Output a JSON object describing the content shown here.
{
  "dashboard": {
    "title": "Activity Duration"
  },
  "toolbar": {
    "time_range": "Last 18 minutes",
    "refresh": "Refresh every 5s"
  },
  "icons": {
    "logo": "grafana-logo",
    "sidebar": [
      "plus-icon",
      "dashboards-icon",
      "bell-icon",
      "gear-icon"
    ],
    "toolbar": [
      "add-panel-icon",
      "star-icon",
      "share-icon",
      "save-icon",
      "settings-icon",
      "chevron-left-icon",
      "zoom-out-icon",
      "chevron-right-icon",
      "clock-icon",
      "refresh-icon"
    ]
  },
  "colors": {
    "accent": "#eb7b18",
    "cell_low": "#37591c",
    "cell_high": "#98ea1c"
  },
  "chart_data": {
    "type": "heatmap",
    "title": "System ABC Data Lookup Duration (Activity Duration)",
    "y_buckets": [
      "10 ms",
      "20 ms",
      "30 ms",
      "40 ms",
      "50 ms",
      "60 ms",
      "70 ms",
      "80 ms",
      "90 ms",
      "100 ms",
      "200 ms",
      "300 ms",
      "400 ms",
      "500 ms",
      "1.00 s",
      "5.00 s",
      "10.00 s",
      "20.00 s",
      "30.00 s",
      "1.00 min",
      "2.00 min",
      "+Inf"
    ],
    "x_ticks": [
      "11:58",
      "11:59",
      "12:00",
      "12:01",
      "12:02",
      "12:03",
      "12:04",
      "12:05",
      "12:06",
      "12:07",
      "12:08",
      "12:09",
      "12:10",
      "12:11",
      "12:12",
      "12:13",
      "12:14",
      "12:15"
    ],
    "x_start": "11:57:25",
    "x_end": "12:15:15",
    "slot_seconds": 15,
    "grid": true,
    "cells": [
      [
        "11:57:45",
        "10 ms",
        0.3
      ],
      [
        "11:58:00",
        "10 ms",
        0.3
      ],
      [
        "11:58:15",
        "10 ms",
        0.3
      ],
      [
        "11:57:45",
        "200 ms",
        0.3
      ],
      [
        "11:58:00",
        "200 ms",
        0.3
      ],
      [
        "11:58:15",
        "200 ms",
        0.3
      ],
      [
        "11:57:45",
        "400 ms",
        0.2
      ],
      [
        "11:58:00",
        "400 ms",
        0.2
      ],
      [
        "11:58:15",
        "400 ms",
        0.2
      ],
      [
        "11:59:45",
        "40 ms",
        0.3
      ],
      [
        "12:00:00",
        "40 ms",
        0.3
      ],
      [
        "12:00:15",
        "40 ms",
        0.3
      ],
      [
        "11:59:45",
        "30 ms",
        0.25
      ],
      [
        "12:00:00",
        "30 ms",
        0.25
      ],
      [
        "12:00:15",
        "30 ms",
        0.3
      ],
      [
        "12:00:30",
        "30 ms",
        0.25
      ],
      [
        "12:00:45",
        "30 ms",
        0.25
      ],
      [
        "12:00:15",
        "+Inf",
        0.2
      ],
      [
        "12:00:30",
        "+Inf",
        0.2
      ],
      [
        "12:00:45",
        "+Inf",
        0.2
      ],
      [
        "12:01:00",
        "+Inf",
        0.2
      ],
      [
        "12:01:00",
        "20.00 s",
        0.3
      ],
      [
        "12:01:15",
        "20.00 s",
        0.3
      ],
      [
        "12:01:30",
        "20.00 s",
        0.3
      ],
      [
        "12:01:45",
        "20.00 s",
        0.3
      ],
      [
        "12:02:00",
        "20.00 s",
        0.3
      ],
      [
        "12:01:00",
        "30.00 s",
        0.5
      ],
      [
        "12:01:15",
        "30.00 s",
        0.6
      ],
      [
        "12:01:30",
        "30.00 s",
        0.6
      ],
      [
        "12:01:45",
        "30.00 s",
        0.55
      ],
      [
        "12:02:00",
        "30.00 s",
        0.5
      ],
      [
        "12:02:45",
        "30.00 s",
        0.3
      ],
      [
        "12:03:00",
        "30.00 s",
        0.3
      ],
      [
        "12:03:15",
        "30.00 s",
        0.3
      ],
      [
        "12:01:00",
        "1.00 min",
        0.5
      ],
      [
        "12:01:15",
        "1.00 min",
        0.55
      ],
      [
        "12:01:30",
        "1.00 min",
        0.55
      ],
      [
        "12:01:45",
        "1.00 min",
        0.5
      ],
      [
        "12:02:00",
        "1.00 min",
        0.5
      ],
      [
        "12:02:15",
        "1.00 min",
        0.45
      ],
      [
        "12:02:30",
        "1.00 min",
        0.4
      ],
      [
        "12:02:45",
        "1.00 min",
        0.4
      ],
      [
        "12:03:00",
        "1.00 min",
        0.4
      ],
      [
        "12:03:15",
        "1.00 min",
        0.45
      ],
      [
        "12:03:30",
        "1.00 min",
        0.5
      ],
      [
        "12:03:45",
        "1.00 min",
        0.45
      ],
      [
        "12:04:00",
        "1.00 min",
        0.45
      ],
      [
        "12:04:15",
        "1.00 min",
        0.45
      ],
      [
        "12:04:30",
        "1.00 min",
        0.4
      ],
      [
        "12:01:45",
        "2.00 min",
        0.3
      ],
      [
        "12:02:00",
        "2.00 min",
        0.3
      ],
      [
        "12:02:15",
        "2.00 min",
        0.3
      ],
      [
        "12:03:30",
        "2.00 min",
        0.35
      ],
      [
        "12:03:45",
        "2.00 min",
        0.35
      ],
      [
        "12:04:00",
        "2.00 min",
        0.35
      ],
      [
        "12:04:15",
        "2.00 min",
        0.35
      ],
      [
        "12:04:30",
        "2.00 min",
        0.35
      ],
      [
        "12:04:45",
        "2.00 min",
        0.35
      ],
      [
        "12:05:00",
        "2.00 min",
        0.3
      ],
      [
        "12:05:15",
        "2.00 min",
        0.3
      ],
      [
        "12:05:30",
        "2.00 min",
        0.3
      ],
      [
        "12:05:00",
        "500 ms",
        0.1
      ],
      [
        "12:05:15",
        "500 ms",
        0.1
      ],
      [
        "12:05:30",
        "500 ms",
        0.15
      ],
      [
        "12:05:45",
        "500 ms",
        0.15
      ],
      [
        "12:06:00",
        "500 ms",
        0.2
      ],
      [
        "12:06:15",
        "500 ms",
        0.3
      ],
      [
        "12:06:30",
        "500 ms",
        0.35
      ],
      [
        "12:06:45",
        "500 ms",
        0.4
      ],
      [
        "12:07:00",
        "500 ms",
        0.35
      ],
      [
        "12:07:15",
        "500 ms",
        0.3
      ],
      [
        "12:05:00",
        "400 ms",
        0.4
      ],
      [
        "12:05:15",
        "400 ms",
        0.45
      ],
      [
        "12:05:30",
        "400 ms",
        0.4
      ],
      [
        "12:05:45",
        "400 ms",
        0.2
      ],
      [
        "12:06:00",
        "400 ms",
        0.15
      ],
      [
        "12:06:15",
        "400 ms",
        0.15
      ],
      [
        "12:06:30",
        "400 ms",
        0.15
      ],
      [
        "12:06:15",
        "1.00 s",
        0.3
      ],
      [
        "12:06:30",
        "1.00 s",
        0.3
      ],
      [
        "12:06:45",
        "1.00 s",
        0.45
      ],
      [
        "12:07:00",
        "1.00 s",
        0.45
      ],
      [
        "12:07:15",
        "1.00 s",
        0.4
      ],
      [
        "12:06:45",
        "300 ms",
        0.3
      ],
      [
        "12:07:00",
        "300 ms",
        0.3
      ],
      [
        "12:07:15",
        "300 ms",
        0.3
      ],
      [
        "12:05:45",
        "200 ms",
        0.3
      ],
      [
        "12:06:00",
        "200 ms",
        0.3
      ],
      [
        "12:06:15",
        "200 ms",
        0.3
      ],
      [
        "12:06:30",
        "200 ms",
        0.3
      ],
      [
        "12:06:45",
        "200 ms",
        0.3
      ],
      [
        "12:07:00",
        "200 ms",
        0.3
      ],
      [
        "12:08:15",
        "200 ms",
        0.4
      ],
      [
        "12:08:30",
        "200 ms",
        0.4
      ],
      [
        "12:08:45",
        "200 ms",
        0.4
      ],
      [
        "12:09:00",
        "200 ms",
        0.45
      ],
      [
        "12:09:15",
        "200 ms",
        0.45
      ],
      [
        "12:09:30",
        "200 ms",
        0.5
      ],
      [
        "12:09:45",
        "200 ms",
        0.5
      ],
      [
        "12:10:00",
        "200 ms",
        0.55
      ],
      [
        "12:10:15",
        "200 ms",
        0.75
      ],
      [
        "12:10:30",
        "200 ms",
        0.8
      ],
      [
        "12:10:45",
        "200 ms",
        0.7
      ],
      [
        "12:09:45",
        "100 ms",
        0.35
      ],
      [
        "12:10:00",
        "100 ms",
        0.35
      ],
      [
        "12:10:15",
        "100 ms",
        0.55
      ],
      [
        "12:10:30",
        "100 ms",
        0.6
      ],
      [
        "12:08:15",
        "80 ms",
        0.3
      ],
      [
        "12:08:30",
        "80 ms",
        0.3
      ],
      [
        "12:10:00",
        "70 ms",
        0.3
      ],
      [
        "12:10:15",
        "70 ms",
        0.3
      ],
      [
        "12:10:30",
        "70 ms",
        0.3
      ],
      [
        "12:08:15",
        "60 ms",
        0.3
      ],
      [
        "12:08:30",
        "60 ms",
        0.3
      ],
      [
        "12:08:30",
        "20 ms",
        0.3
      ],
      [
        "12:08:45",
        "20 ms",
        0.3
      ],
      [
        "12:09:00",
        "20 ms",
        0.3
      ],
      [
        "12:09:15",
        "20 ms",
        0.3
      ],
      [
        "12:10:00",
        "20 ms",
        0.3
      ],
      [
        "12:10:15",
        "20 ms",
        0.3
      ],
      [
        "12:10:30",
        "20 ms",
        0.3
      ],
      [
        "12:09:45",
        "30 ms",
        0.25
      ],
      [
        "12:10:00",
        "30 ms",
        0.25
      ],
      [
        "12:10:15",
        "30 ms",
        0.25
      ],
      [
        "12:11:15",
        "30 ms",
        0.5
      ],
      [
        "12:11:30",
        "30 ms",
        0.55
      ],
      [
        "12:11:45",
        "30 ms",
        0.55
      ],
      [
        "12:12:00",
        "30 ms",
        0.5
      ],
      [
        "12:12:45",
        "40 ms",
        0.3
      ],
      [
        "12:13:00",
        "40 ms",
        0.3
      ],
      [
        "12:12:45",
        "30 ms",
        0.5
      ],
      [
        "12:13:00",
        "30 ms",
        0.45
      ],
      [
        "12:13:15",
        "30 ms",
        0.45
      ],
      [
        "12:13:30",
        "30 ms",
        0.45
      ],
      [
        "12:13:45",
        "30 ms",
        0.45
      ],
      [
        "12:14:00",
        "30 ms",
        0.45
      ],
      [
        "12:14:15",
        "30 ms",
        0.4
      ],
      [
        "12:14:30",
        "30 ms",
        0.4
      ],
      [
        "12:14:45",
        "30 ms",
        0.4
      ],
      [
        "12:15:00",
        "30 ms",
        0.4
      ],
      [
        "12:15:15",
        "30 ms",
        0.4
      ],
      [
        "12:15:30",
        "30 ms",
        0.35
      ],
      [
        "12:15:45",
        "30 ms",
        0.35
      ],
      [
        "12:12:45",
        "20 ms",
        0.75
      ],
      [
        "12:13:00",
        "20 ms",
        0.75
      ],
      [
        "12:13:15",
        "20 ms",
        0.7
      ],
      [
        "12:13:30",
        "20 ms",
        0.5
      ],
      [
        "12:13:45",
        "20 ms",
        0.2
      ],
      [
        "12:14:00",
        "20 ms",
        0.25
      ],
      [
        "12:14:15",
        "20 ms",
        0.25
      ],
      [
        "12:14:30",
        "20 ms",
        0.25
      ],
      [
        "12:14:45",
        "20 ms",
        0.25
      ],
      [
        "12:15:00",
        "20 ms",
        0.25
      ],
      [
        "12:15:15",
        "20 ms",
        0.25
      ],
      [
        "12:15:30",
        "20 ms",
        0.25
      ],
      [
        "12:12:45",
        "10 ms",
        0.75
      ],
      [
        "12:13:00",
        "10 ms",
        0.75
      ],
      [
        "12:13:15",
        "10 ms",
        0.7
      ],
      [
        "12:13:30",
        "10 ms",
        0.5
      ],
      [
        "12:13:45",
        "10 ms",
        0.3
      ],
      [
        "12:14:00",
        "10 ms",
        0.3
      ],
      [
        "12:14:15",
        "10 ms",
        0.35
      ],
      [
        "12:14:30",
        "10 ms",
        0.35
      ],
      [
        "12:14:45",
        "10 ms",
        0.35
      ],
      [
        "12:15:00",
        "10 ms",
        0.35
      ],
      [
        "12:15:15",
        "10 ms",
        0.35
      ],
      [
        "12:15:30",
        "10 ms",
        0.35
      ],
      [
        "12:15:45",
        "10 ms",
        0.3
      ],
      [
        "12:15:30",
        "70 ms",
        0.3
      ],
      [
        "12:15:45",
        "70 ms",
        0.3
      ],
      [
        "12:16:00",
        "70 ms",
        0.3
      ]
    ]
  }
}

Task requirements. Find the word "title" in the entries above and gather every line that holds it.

Result for this exercise.
    "title": "Activity Duration"
    "title": "System ABC Data Lookup Duration (Activity Duration)",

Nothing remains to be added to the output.